Growth Habit: The Atherton raspberry is a dense, evergreen shrub with a habitat similar to that of the common raspberry. It is a rampant grower that suckers forming an impenetrable thicket of prickly canes 2-3m high. It can become a nuisance if not properly managed via pruning - it's best to plant them in a contained area - for example between paths and walls. It can be left to bramble and sucker over the ground although it is more commonly trellised.

Foliage/Flowers: The pinnate leaves are bright green and usually with 5-9 elliptical leaflets tapering to a point. Leaflets are about 50 - 60 mm long by 20 - 30 mm wide with toothed margins. The white, 5-petalled flowers occur throughout most of the year.

CULTURE

Atherton%20Raspberry%20-%20bush.JPGAdaptation : Although the Atherton raspberry originated from the Queensland tropics, it thrives in sub-tropical and warm temperate climates that have regular rainfall. It is ideally suited to warmer areas that are unable to grow the traditional raspberry well. They will grow and fruit in part shade but are more productive in full sun.

Soils : This hardy plant is not particularly fussy about soil, but will grow best in fertile, well-drained soils.

Irrigation : Will grow and fruit in Wollongong without additional irrigation, but respond well to additional irrigation during its growing and fruiting period.

Pruning : New canes are generally tied onto a supporting trellis and pruned to height of 1-2m to encourage fruiting laterals. 5-7 vigorous canes from each plant are allowed to develop each year, pruning out any surplus. After two years, canes are harvested for their fruits and pruned out.

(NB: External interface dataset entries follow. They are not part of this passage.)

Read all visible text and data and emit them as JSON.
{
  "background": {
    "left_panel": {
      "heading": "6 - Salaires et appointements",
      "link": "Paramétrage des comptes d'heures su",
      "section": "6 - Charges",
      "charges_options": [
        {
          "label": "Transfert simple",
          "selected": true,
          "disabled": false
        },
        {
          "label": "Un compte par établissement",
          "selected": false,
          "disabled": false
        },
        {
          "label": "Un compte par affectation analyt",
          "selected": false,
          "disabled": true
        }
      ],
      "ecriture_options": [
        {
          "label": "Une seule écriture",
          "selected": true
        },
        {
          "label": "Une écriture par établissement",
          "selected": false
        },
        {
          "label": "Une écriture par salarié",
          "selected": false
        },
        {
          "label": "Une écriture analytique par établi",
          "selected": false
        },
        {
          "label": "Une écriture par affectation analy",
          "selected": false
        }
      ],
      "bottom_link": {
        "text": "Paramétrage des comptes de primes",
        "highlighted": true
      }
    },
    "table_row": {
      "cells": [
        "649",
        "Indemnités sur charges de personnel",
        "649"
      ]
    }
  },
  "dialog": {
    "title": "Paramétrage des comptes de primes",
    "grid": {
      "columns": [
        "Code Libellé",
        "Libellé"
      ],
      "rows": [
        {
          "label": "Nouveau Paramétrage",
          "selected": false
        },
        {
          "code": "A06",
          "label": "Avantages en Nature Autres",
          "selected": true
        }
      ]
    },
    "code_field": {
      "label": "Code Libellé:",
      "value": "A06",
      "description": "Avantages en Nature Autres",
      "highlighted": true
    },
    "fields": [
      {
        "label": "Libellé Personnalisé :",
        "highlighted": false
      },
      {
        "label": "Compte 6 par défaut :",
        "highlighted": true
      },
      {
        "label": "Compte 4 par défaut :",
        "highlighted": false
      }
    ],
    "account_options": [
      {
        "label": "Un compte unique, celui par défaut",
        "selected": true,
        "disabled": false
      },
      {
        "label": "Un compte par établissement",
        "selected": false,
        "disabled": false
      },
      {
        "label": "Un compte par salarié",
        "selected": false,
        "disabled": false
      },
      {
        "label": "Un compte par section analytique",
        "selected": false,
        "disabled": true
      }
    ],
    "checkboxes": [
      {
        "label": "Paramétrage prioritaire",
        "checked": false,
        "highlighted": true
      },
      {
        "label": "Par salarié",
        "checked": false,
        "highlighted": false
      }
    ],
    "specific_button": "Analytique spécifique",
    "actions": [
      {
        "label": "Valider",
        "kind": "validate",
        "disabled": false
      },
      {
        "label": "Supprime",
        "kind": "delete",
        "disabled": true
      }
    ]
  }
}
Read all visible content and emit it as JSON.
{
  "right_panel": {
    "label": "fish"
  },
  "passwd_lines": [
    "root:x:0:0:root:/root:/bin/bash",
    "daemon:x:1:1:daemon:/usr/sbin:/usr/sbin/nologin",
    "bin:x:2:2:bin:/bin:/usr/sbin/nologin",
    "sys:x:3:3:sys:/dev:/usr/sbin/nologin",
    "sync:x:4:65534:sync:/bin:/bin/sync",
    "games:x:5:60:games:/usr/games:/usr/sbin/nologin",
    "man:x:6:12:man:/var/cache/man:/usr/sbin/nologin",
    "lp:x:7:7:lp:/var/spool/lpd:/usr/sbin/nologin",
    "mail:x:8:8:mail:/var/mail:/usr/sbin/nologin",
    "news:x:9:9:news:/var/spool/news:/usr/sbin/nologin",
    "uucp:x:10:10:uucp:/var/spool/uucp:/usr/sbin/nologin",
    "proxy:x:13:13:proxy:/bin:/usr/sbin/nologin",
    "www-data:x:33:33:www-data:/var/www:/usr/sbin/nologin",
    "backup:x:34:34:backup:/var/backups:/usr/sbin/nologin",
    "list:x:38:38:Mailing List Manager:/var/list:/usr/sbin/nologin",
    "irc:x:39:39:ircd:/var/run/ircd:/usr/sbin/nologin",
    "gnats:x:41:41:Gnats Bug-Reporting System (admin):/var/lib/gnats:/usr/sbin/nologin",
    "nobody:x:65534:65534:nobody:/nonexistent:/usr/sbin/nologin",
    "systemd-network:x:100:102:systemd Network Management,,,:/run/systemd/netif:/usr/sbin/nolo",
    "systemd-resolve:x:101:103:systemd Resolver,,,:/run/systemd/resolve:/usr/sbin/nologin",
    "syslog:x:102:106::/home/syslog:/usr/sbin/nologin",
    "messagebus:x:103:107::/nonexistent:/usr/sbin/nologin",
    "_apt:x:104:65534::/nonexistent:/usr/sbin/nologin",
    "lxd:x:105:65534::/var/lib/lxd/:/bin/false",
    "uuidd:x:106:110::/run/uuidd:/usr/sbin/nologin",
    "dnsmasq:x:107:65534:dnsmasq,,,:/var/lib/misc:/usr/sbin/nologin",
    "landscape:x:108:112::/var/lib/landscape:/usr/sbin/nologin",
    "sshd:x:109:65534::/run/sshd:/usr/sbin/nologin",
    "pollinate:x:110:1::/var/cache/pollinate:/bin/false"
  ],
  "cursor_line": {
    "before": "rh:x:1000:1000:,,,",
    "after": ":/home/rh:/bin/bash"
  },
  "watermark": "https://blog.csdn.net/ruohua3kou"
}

It's also beneficial to control suckers from spreading over the rest of the garden and reducing fruit yield.

Propagation : Can be grown from seed but more commonly grown cuttings using firm, current season's growth. Suckers also transplant readily.

Pests and diseases : Very few pest or diseases, although birds relish the fruit and netting may be required.

Harvest: One plant can produce up to 3 kg of fruit a year. Fruiting begins within the first year of planting and continues throughout most of the year except perhaps in early spring.